Chamberlen-type obstetrical forceps, Europe, 1680-1750
The Chamberlen family escaped religious persecution in France to settle in England in 1569. Peter (the Elder) Chamberlen (d. 1631) is thought to have invented the obstetrical forceps. Other family members also modified the original design. The Chamberlens were among the early ‘man-midwives’. They became famous for dealing with difficult births, but the forceps were a family secret for over 100 years. The forceps were common knowledge by the 1730s yet took time to be used extensively. Obstetrical forceps grip a baby’s head during difficult labours to help delivery. This example is made from steel.
Related Themes and Topics
There are 535 related objects. View all related objects
A branch of medicine dealing with the care of women. This care occurs during pregnancy, childbirth, and the period of recovery from childbirth.
Glossary: obstetrical forceps

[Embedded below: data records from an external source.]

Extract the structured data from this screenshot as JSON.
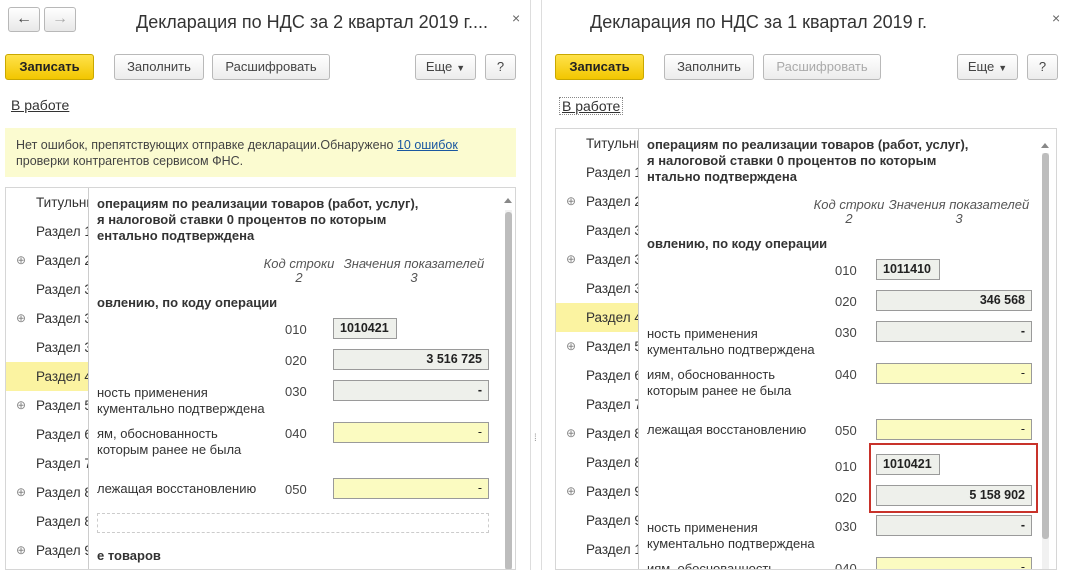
{
  "left": {
    "title": "Декларация по НДС за 2 квартал 2019 г....",
    "close": "×",
    "nav_back": "←",
    "nav_forward": "→",
    "toolbar": {
      "save": "Записать",
      "fill": "Заполнить",
      "decode": "Расшифровать",
      "more": "Еще",
      "help": "?"
    },
    "status": "В работе",
    "info": {
      "text1": "Нет ошибок, препятствующих отправке декларации.Обнаружено ",
      "link": "10 ошибок",
      "text2": "проверки контрагентов сервисом ФНС."
    },
    "tree": [
      "Титульный",
      "Раздел 1",
      "Раздел 2",
      "Раздел 3",
      "Раздел 3",
      "Раздел 3",
      "Раздел 4",
      "Раздел 5",
      "Раздел 6",
      "Раздел 7",
      "Раздел 8",
      "Раздел 9"
    ],
    "content": {
      "heading1": "операциям по реализации товаров (работ, услуг),",
      "heading2": "я налоговой ставки 0 процентов по которым",
      "heading3": "ентально подтверждена",
      "col_code": "Код строки",
      "col_code_n": "2",
      "col_values": "Значения показателей",
      "col_values_n": "3",
      "subheading": "овлению, по коду операции",
      "rows": [
        {
          "code": "010",
          "value": "1010421"
        },
        {
          "code": "020",
          "value": "3 516 725"
        },
        {
          "label1": "ность применения",
          "label2": "кументально подтверждена",
          "code": "030",
          "value": "-"
        },
        {
          "label1": "ям, обоснованность",
          "label2": "которым ранее не была",
          "code": "040",
          "value": "-"
        },
        {
          "label1": "лежащая восстановлению",
          "code": "050",
          "value": "-"
        }
      ],
      "bottom": "е товаров"
    }
  },
  "right": {
    "title": "Декларация по НДС за 1 квартал 2019 г.",
    "close": "×",
    "toolbar": {
      "save": "Записать",
      "fill": "Заполнить",
      "decode": "Расшифровать",
      "more": "Еще",
      "help": "?"
    },
    "status": "В работе",
    "tree": [
      "Титульный",
      "Раздел 1",
      "Раздел 2",
      "Раздел 3",
      "Раздел 3",
      "Раздел 3",
      "Раздел 4",
      "Раздел 5",
      "Раздел 6",
      "Раздел 7",
      "Раздел 8",
      "Раздел 8",
      "Раздел 9",
      "Раздел 9",
      "Раздел 1"
    ],
    "content": {
      "heading1": "операциям по реализации товаров (работ, услуг),",
      "heading2": "я налоговой ставки 0 процентов по которым",
      "heading3": "нтально подтверждена",
      "col_code": "Код строки",
      "col_code_n": "2",
      "col_values": "Значения показателей",
      "col_values_n": "3",
      "subheading": "овлению, по коду операции",
      "rows": [
        {
          "code": "010",
          "value": "1011410"
        },
        {
          "code": "020",
          "value": "346 568"
        },
        {
          "label1": "ность применения",
          "label2": "кументально подтверждена",
          "code": "030",
          "value": "-"
        },
        {
          "label1": "иям, обоснованность",
          "label2": "которым ранее не была",
          "code": "040",
          "value": "-"
        },
        {
          "label1": "лежащая восстановлению",
          "code": "050",
          "value": "-"
        },
        {
          "code": "010",
          "value": "1010421"
        },
        {
          "code": "020",
          "value": "5 158 902"
        },
        {
          "label1": "ность применения",
          "label2": "кументально подтверждена",
          "code": "030",
          "value": "-"
        },
        {
          "label1": "иям, обоснованность",
          "code": "040",
          "value": "-"
        }
      ]
    }
  },
  "colors": {
    "accent_yellow": "#f2c600",
    "highlight_red": "#c8322a",
    "info_bg": "#fbfbd0"
  }
}
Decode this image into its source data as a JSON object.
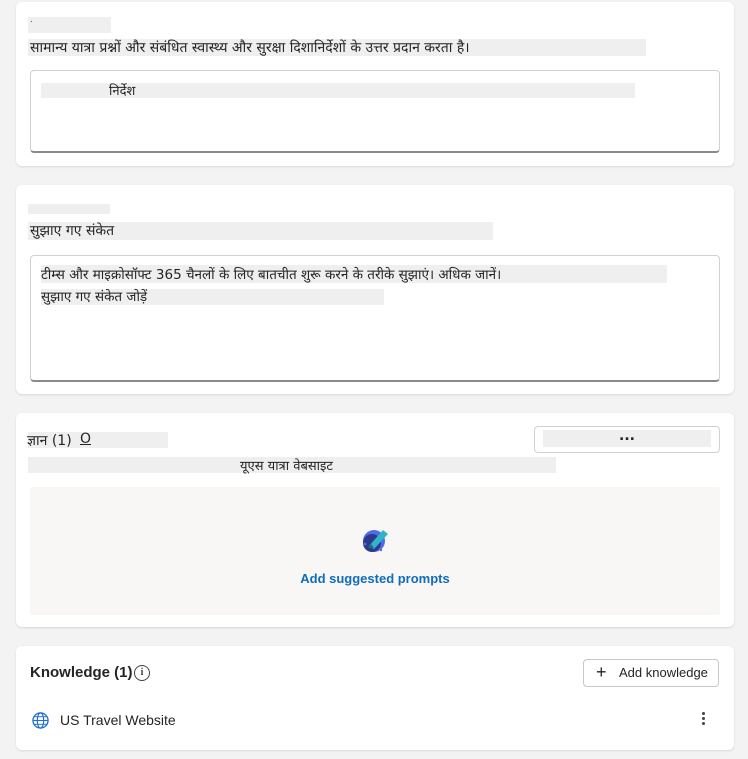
{
  "card1": {
    "small_label": ".",
    "description": "सामान्य यात्रा प्रश्नों और संबंधित स्वास्थ्य और सुरक्षा दिशानिर्देशों के उत्तर प्रदान करता है।",
    "instructions_label": "निर्देश"
  },
  "card2": {
    "heading": "सुझाए गए संकेत",
    "body_line1": "टीम्स और माइक्रोसॉफ्ट 365 चैनलों के लिए बातचीत शुरू करने के तरीके सुझाएं। अधिक जानें।",
    "body_line2": "सुझाए गए संकेत जोड़ें"
  },
  "card3": {
    "knowledge_label": "ज्ञान (1)",
    "knowledge_marker": "O",
    "more_label": "...",
    "website_label": "यूएस यात्रा वेबसाइट",
    "add_prompts_label": "Add suggested prompts"
  },
  "card4": {
    "title": "Knowledge (1)",
    "info_icon": "i",
    "add_button_label": "Add knowledge",
    "add_button_icon": "+",
    "site_name": "US Travel Website"
  },
  "colors": {
    "accent": "#0f6cbd",
    "background": "#f3f3f3",
    "card": "#ffffff"
  },
  "icons": {
    "badge": "suggested-prompts-badge-icon",
    "globe": "globe-icon",
    "kebab": "more-vertical-icon",
    "info": "info-icon"
  }
}
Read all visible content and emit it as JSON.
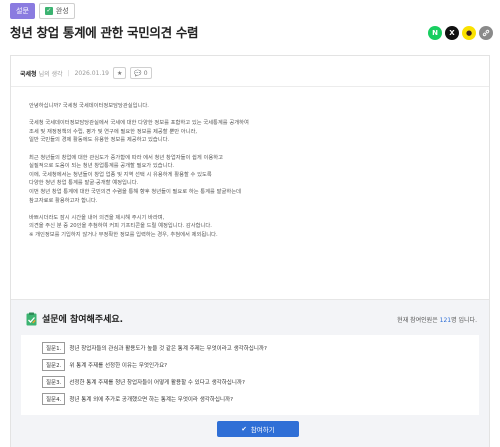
{
  "header": {
    "category_badge": "설문",
    "status_badge": "완성",
    "title": "청년 창업 통계에 관한 국민의견 수렴"
  },
  "share": [
    {
      "icon": "naver-icon",
      "label": "N"
    },
    {
      "icon": "x-icon",
      "label": "X"
    },
    {
      "icon": "kakao-icon",
      "label": "●"
    },
    {
      "icon": "link-icon",
      "label": "🔗"
    }
  ],
  "meta": {
    "author": "국세청",
    "author_suffix": "님의 생각",
    "date": "2026.01.19",
    "like_label": "★",
    "comment_label": "💬 0"
  },
  "body": [
    "안녕하십니까? 국세청 국세데이터정보담당관실입니다.",
    "",
    "국세청 국세데이터정보담당관실에서 국세에 대한 다양한 정보를 포함하고 있는 국세통계를 공개하여",
    "조세 및 재정정책의 수립, 평가 및 연구에 필요한 정보를 제공할 뿐만 아니라,",
    "일반 국민들의 경제 활동에도 유용한 정보를 제공하고 있습니다.",
    "",
    "최근 청년들의 창업에 대한 관심도가 증가함에 따라 에서 청년 창업자들이 쉽게 이용하고",
    "실질적으로 도움이 되는 청년 창업통계를 공개할 필요가 있습니다.",
    "이에, 국세청에서는 청년들이 창업 업종 및 지역 선택 시 유용하게 활용할 수 있도록",
    "다양한 청년 창업 통계를 발굴·공개할 예정입니다.",
    "이번 청년 창업 통계에 대한 국민의견 수렴을 통해 향후 청년들이 필요로 하는 통계를 발굴하는데",
    "참고자료로 활용하고자 합니다.",
    "",
    "바쁘시더라도 잠시 시간을 내어 의견을 제시해 주시기 바라며,",
    "의견을 주신 분 중 20인을 추첨하여 커피 기프티콘을 드릴 예정입니다. 감사합니다.",
    "※ 개인정보를 기입하지 않거나 부정확한 정보를 입력하는 경우, 추첨에서 제외됩니다."
  ],
  "survey": {
    "title": "설문에 참여해주세요.",
    "participants_prefix": "현재 참여인원은 ",
    "participants_count": "121",
    "participants_suffix": "명 입니다.",
    "questions": [
      {
        "tag": "질문1.",
        "text": "청년 창업자들의 관심과 활용도가 높을 것 같은 통계 주제는 무엇이라고 생각하십니까?"
      },
      {
        "tag": "질문2.",
        "text": "위 통계 주제를 선정한 이유는 무엇인가요?"
      },
      {
        "tag": "질문3.",
        "text": "선정한 통계 주제를 청년 창업자들이 어떻게 활용할 수 있다고 생각하십니까?"
      },
      {
        "tag": "질문4.",
        "text": "청년 통계 외에 추가로 공개했으면 하는 통계는 무엇이라 생각하십니까?"
      }
    ],
    "button_label": "참여하기"
  },
  "colors": {
    "accent": "#2f6fd6",
    "category_badge": "#8a7be0",
    "naver": "#19ce60",
    "kakao": "#fae100"
  }
}
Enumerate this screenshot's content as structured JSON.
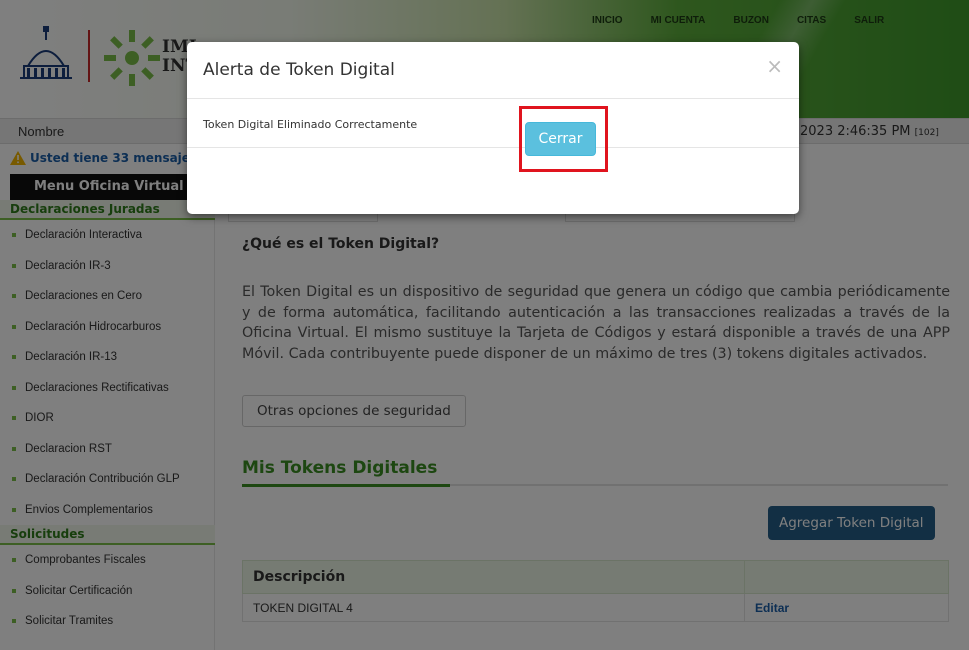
{
  "top_nav": [
    "INICIO",
    "MI CUENTA",
    "BUZON",
    "CITAS",
    "SALIR"
  ],
  "logo": {
    "text_line1": "IMI",
    "text_line2": "INT"
  },
  "info_bar": {
    "name_label": "Nombre",
    "datetime": "2023 2:46:35 PM",
    "code": "[102]"
  },
  "sidebar": {
    "alert": "Usted tiene 33 mensaje",
    "menu_title": "Menu Oficina Virtual",
    "section1": "Declaraciones Juradas",
    "items1": [
      "Declaración Interactiva",
      "Declaración IR-3",
      "Declaraciones en Cero",
      "Declaración Hidrocarburos",
      "Declaración IR-13",
      "Declaraciones Rectificativas",
      "DIOR",
      "Declaracion RST",
      "Declaración Contribución GLP",
      "Envios Complementarios"
    ],
    "section2": "Solicitudes",
    "items2": [
      "Comprobantes Fiscales",
      "Solicitar Certificación",
      "Solicitar Tramites"
    ]
  },
  "main": {
    "question": "¿Qué es el Token Digital?",
    "description": "El Token Digital es un dispositivo de seguridad que genera un código que cambia periódicamente y de forma automática, facilitando autenticación a las transacciones realizadas a través de la Oficina Virtual. El mismo sustituye la Tarjeta de Códigos y estará disponible a través de una APP Móvil. Cada contribuyente puede disponer de un máximo de tres (3) tokens digitales activados.",
    "other_options_button": "Otras opciones de seguridad",
    "tokens_title": "Mis Tokens Digitales",
    "add_token_button": "Agregar Token Digital",
    "table": {
      "headers": [
        "Descripción",
        ""
      ],
      "rows": [
        [
          "TOKEN DIGITAL 4",
          "Editar"
        ]
      ]
    }
  },
  "modal": {
    "title": "Alerta de Token Digital",
    "close_symbol": "×",
    "message": "Token Digital Eliminado Correctamente",
    "close_button": "Cerrar"
  },
  "colors": {
    "accent_green": "#3a8f22",
    "button_blue": "#245f88",
    "info_button": "#5bc0de",
    "highlight_red": "#e0141e"
  }
}
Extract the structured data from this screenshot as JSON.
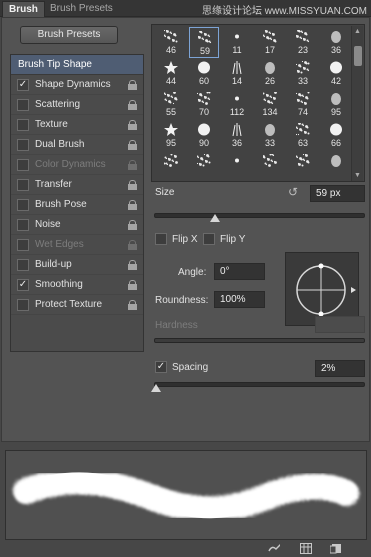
{
  "tabs": [
    {
      "label": "Brush"
    },
    {
      "label": "Brush Presets"
    }
  ],
  "watermark": "思缘设计论坛 www.MISSYUAN.COM",
  "presets_button": "Brush Presets",
  "brush_tip_shape": "Brush Tip Shape",
  "options": [
    {
      "label": "Shape Dynamics",
      "checked": true,
      "disabled": false,
      "lock": true
    },
    {
      "label": "Scattering",
      "checked": false,
      "disabled": false,
      "lock": true
    },
    {
      "label": "Texture",
      "checked": false,
      "disabled": false,
      "lock": true
    },
    {
      "label": "Dual Brush",
      "checked": false,
      "disabled": false,
      "lock": true
    },
    {
      "label": "Color Dynamics",
      "checked": false,
      "disabled": true,
      "lock": true
    },
    {
      "label": "Transfer",
      "checked": false,
      "disabled": false,
      "lock": true
    },
    {
      "label": "Brush Pose",
      "checked": false,
      "disabled": false,
      "lock": true
    },
    {
      "label": "Noise",
      "checked": false,
      "disabled": false,
      "lock": true
    },
    {
      "label": "Wet Edges",
      "checked": false,
      "disabled": true,
      "lock": true
    },
    {
      "label": "Build-up",
      "checked": false,
      "disabled": false,
      "lock": true
    },
    {
      "label": "Smoothing",
      "checked": true,
      "disabled": false,
      "lock": true
    },
    {
      "label": "Protect Texture",
      "checked": false,
      "disabled": false,
      "lock": true
    }
  ],
  "brush_sizes": [
    [
      "46",
      "59",
      "11",
      "17",
      "23",
      "36"
    ],
    [
      "44",
      "60",
      "14",
      "26",
      "33",
      "42"
    ],
    [
      "55",
      "70",
      "112",
      "134",
      "74",
      "95"
    ],
    [
      "95",
      "90",
      "36",
      "33",
      "63",
      "66"
    ],
    [
      "",
      "",
      "",
      "",
      "",
      ""
    ]
  ],
  "selected_brush": "59",
  "size": {
    "label": "Size",
    "value": "59 px"
  },
  "flip_x": {
    "label": "Flip X",
    "checked": false
  },
  "flip_y": {
    "label": "Flip Y",
    "checked": false
  },
  "angle": {
    "label": "Angle:",
    "value": "0°"
  },
  "roundness": {
    "label": "Roundness:",
    "value": "100%"
  },
  "hardness": {
    "label": "Hardness",
    "value": ""
  },
  "spacing": {
    "label": "Spacing",
    "value": "2%",
    "checked": true
  },
  "size_slider_fraction": 0.29,
  "spacing_slider_fraction": 0.01,
  "icons": [
    "reset-size-icon",
    "brush-tool-icon",
    "grid-icon",
    "new-preset-icon"
  ],
  "accent_color": "#4f5d73",
  "selection_color": "#7da4d6"
}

An instrument used to assist the delivery of a foetus, usually during a birth where complications have developed. Numerous variations have been developed over time. The fundamental design has two separate looped blades with handles. These interlock to form a grasping instrument.